Kinds of Pole Beans

Unlike their bush counterparts, pole beans send up vine tendrils that can reach 6 to 12 feet in height. Though most pole beans share similar growing environments, requiring full sun and loose loam, the general category can get divided into several specific varieties. Each kind has its own distinctive look and characteristic.

'Dade'

'Dade' thrives in very warm climates and grows well in areas like Florida. Its pods, which grow up to 8 inches long and have a smooth appearance, are typically ready for harvesting within 60 days of planting.

'Ura'

'Ura' pole beans grow exceptionally tall, 8 feet or higher. Ready for harvesting within 60 days of starting, the pods have a 7-inch length with a dark green color and a distinctive, pencil-thin size. Unlike many pole bean varieties, 'Ura' beans are white.

'Blue Lake'

'Blue Lake' bean pods, measuring approximately 6 inches in length, are best known for being stringless. The pods are prime for picking within 65 days of sowing.

'Romano'

The medium-green pods of the 'Romano' pole bean variety are relatively shorter than average at just 4 1/2 inches in length. Expect a harvest within 60 days of planting. Specialty versions may come in different colors, like the 'Yellow Romano' variety that has cream-yellow pods.

'Blue Coco'

The 'Blue Coco' is considered an heirloom bean variety and isn't as widely available as varieties that are grown commercially. As its name suggests, the vine and pods have a slight purple- or blue-tinged appearance. The pods themselves mature in just under 60 days and measure approximately 7 inches long with a curved shape.
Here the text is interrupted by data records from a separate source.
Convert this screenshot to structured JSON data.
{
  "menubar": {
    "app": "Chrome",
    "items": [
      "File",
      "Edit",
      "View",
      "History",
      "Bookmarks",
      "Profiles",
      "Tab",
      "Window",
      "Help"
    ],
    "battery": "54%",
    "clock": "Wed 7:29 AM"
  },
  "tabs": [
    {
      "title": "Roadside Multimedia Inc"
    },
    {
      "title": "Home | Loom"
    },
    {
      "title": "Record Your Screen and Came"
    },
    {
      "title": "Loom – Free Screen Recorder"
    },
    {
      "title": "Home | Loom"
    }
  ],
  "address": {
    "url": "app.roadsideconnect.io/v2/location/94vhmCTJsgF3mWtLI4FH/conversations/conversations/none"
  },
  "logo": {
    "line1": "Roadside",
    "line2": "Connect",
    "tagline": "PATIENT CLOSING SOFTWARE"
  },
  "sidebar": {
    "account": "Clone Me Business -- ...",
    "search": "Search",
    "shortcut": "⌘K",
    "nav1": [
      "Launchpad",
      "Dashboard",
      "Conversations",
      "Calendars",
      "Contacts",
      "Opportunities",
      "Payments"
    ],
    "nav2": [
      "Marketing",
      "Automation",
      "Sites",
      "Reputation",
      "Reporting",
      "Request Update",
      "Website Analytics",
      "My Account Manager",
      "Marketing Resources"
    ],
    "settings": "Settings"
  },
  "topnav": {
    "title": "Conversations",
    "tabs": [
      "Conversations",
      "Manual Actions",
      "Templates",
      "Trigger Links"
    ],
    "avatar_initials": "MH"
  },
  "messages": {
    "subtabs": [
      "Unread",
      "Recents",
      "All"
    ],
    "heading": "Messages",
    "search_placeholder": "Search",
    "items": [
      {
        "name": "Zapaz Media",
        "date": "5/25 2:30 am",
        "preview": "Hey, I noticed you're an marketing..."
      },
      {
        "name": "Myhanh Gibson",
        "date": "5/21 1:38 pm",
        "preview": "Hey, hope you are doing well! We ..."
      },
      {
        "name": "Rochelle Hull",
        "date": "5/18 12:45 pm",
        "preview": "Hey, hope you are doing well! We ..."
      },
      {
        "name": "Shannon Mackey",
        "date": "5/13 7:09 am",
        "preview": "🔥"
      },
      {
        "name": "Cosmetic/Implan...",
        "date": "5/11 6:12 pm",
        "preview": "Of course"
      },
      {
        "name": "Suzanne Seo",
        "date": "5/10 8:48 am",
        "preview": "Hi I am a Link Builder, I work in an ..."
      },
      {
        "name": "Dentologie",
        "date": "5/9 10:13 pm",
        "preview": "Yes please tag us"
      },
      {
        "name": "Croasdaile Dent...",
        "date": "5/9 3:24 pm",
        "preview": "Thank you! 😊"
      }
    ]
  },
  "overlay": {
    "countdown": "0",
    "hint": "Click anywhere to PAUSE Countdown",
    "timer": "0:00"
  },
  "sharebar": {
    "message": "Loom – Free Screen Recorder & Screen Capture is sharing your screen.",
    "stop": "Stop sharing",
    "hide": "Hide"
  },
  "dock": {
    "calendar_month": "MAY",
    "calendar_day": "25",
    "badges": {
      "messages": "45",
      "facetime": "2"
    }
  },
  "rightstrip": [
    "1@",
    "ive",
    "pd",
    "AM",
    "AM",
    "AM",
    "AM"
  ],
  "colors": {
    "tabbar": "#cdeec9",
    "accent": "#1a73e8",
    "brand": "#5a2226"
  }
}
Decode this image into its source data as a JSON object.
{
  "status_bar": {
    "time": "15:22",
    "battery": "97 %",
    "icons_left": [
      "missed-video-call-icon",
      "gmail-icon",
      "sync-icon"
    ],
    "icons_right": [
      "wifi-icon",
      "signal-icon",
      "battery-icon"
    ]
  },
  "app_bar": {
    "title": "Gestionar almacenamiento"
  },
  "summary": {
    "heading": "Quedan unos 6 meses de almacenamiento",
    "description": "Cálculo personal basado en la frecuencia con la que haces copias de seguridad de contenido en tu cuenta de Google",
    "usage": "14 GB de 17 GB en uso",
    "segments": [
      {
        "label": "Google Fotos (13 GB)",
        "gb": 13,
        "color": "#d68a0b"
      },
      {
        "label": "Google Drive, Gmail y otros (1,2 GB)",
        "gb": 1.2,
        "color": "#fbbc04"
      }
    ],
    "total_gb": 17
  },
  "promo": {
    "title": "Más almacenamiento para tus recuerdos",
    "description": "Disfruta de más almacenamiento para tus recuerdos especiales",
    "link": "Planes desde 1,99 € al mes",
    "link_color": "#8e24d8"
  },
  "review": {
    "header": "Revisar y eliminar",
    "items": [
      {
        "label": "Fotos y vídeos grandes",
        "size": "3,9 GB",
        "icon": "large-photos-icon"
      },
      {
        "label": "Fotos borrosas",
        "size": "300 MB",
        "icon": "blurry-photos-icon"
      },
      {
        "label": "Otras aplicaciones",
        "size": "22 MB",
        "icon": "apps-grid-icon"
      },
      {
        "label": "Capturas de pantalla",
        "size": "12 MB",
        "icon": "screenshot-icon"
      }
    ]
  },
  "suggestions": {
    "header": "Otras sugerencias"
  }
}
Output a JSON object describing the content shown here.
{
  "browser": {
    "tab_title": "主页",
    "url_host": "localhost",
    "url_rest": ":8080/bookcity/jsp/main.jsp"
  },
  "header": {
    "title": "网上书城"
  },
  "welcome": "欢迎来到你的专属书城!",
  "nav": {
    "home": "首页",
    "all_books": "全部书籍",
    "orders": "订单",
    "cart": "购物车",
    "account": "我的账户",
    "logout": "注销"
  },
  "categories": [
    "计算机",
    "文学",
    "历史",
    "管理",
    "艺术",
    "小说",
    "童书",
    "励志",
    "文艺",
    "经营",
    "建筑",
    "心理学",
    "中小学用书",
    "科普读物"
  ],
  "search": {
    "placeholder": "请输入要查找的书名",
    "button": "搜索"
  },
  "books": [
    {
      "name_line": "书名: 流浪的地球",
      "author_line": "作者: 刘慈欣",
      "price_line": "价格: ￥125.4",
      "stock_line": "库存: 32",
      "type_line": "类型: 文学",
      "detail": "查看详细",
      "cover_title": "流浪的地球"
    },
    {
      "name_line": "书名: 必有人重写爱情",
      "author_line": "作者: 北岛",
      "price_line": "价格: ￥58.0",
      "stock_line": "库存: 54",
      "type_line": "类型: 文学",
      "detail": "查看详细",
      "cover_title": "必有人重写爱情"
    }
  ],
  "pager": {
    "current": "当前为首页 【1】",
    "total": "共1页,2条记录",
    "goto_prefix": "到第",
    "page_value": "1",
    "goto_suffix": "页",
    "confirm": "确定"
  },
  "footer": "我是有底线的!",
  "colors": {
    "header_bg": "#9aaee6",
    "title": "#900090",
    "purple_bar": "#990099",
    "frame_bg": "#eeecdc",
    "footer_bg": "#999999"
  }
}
'Kentucky Wonder'

Although they take longer than the average variety to mature for harvest, the pods of the 'Kentucky Wonder 191' are long and thick at 8 inches in length and 1/2 inches wide. Expect to wait approximately 65 to 70 days to harvest.

'Borlotto'

'Borlotto' beans mature quickly, often being ready to pick in just over 50 days. Also known as an Italian soup pole bean, they foot-long pods can be eaten fresh but are often allowed to dry on the vine and harvested dry for use in stews and soups.

Keywords: pole bean varieties, kinds of beans, pole bean types

About this Author

Josh Duvauchelle is an editor and journalist with more than 10 years' experience. His work has appeared in various magazines, including "Honolulu Magazine," which has more paid subscribers than any other magazine in Hawaii. He graduated with honors from Trinity Western University, holding a Bachelor of Arts in professional communications, and earned a certificate in applied leadership and public affairs from the Laurentian Leadership Centre.